What it can do is disperse large numbers of small combatants to hardened sites – caves, shelters, fishing ports – around the island’s rough coast. Such vessels could sortie to conduct independent operations against enemy shipping. Or, they could mass their firepower in concerted “wolf pack” attacks on major PLAN formations. While Taiwan is no longer mistress of the waters lapping against its shores, “sea denial” lies within its modest means.

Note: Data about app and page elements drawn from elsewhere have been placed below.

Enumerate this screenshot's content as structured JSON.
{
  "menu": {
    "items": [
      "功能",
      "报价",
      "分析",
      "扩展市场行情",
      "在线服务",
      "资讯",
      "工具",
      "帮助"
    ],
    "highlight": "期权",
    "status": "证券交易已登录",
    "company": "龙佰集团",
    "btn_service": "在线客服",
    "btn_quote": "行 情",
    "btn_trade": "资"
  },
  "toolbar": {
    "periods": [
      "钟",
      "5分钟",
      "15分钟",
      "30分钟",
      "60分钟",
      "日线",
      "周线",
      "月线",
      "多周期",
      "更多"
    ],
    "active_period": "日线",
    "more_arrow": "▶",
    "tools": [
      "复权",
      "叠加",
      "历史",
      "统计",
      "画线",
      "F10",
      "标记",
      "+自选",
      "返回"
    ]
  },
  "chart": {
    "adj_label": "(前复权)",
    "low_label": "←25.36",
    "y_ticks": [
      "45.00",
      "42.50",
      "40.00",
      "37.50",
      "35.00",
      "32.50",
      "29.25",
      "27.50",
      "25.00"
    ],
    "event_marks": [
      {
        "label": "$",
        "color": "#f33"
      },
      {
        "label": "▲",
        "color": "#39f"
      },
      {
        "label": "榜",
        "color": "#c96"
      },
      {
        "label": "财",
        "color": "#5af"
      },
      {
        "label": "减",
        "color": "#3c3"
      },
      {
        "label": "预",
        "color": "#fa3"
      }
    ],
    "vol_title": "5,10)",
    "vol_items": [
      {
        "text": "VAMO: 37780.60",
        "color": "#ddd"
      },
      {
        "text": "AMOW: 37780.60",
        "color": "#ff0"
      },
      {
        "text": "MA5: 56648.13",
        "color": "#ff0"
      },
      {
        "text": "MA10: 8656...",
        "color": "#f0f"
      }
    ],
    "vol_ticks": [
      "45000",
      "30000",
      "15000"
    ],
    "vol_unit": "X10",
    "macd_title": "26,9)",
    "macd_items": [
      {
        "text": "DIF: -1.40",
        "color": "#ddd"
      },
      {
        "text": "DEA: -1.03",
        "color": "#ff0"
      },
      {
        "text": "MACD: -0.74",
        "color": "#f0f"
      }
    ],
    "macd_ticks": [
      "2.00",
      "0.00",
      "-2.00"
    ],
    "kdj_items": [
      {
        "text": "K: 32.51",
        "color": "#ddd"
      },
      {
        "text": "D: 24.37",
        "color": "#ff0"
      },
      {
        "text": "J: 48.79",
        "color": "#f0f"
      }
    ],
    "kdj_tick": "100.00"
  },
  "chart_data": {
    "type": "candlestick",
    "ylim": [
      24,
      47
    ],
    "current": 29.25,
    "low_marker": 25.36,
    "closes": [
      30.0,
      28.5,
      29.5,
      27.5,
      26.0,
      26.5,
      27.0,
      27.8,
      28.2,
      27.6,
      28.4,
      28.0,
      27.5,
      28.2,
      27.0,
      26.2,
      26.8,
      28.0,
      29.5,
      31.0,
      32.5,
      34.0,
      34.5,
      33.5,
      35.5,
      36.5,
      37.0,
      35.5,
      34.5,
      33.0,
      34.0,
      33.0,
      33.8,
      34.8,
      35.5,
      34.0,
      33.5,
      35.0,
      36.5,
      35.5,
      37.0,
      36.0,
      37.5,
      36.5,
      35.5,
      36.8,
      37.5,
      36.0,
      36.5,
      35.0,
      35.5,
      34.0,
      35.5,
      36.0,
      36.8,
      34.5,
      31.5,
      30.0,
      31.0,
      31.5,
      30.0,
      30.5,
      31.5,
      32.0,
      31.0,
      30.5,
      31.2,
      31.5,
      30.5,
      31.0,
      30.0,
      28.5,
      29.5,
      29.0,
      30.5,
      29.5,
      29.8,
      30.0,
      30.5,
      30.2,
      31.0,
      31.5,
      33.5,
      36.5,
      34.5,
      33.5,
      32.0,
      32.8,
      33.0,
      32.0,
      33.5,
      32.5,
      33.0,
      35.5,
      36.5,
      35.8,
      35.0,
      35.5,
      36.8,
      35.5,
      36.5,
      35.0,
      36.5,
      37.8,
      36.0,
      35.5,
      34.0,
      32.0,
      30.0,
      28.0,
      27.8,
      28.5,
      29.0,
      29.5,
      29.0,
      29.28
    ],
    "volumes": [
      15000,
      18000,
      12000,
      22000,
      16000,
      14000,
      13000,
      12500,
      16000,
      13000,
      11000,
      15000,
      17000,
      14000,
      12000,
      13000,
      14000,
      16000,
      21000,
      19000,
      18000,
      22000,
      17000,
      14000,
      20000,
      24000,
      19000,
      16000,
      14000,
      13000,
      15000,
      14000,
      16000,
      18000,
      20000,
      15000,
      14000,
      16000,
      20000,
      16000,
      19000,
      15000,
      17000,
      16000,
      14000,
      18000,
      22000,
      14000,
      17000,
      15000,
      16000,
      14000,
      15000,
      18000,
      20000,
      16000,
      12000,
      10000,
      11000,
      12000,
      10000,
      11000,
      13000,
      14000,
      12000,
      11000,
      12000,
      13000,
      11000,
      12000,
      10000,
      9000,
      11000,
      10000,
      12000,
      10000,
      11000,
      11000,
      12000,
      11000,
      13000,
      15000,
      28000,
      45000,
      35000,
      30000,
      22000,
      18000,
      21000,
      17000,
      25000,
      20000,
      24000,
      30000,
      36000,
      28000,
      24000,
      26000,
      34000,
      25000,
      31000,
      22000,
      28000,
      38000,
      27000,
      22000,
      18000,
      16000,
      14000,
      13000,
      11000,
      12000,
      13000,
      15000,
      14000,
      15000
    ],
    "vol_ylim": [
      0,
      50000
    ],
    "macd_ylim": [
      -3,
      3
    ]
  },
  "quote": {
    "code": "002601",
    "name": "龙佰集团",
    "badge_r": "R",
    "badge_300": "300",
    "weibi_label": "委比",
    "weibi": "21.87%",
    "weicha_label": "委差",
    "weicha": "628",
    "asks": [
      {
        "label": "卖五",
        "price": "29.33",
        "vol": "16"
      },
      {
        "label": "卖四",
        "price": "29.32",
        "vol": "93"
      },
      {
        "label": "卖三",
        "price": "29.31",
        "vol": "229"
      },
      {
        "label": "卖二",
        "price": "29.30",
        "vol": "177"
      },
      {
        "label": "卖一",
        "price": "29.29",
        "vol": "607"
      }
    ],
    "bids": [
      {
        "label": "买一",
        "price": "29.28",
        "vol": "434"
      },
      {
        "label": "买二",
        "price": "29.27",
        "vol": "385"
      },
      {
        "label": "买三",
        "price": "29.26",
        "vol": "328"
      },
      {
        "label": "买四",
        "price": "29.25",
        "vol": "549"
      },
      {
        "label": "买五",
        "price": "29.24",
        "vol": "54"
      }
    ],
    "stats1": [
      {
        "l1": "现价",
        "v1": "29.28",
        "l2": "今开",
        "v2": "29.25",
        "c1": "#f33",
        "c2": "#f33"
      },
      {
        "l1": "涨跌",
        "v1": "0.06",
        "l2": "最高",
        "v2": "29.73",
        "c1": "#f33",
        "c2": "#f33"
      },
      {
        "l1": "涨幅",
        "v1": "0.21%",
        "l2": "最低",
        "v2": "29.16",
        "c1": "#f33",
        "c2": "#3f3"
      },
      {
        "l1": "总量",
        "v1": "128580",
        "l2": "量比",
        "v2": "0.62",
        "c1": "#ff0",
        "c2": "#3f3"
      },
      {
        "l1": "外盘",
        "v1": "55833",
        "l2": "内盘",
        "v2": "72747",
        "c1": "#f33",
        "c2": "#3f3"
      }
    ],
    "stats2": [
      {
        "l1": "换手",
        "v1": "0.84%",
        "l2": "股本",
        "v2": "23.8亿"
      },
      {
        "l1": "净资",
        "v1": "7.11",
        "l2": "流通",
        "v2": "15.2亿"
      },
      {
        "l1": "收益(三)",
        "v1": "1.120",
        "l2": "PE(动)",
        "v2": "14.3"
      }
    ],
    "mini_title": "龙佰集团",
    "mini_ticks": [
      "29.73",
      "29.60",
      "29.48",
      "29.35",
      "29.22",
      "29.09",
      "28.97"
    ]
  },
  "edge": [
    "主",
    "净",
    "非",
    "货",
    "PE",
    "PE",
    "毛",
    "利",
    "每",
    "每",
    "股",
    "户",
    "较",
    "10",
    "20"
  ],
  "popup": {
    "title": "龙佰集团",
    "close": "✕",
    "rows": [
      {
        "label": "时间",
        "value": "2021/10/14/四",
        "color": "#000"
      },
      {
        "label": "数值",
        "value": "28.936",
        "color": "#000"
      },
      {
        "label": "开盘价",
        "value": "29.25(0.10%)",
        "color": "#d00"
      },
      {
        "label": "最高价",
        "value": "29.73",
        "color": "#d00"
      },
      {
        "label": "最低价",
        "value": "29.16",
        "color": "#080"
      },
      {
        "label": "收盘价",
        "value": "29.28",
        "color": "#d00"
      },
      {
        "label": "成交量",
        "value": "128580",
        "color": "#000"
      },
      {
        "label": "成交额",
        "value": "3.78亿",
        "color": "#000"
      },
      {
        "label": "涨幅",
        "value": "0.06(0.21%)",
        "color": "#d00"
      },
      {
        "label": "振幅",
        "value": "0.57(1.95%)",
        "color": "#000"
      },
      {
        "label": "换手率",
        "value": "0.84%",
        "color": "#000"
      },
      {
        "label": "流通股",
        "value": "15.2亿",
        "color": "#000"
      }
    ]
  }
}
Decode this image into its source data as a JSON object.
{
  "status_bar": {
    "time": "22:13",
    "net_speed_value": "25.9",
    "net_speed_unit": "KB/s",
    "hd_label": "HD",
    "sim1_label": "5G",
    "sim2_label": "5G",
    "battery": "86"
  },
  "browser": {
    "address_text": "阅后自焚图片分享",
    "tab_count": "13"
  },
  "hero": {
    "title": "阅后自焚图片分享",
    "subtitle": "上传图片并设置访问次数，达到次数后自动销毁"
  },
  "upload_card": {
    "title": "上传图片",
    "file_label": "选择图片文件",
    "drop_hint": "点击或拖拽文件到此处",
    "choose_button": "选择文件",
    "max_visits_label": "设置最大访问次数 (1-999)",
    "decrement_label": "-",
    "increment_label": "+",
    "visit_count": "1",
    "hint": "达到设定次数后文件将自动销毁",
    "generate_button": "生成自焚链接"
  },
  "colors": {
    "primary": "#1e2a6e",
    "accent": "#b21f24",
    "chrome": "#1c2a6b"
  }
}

However welcome the news that Taipei is pursuing advanced fast attack craft, let’s not crack open the champagne just yet. First, it remains to be seen whether the Hsun Hsai program heralds a decisive turn to sea denial. According to the Taiwan Navy website: “The main mission for the ROC. Navy is to ensure the safety of our maritime space and secure our international shipping line unobstructed…In the war time, we can easily deal with our enemy’s blockade and interception operations to maintain Taiwan’s international shipping line unimpeded, and ensure Taiwan’s safety.” Preserving free navigation and resupplying outlying islands aren’t sea-denial functions, while territorial defense of the island – the core of sea denial – is strikingly absent from the ROCN’s vision and mission statements. This should give navy-watchers, the Taiwanese electorate, and political leaders pause. It takes constant, vigilant leadership to impel military institutions to reinvent themselves for new purposes. It’s far from clear that ROCN commanders have embraced the new strategy or set out to remake the navy’s culture. They may need a shove.
Second, the material dimension is worth monitoring. The obvious question is: will the craft perform as advertised? Recent shipbuilding programs such as the U.S. Navy’s Littoral Combat Ship and San Antonio-class amphibious transports tell a cautionary tale. Revolutionary new technologies may not live up to their billing, even for the world’s leading navy. Proclaiming that a ship will do this or that under high-stress combat conditions is different from its actually doing so. Holding the Hsun Hai program to high standards is critical. Furthermore, the Hsun Hai is a ship in search of a builder. Several shipyards have bid on the contract, but the government evidently has not yet finalized the technical requirements for the program. Its announced goal of having hulls in the water and ready for action within two years appears fanciful in the extreme.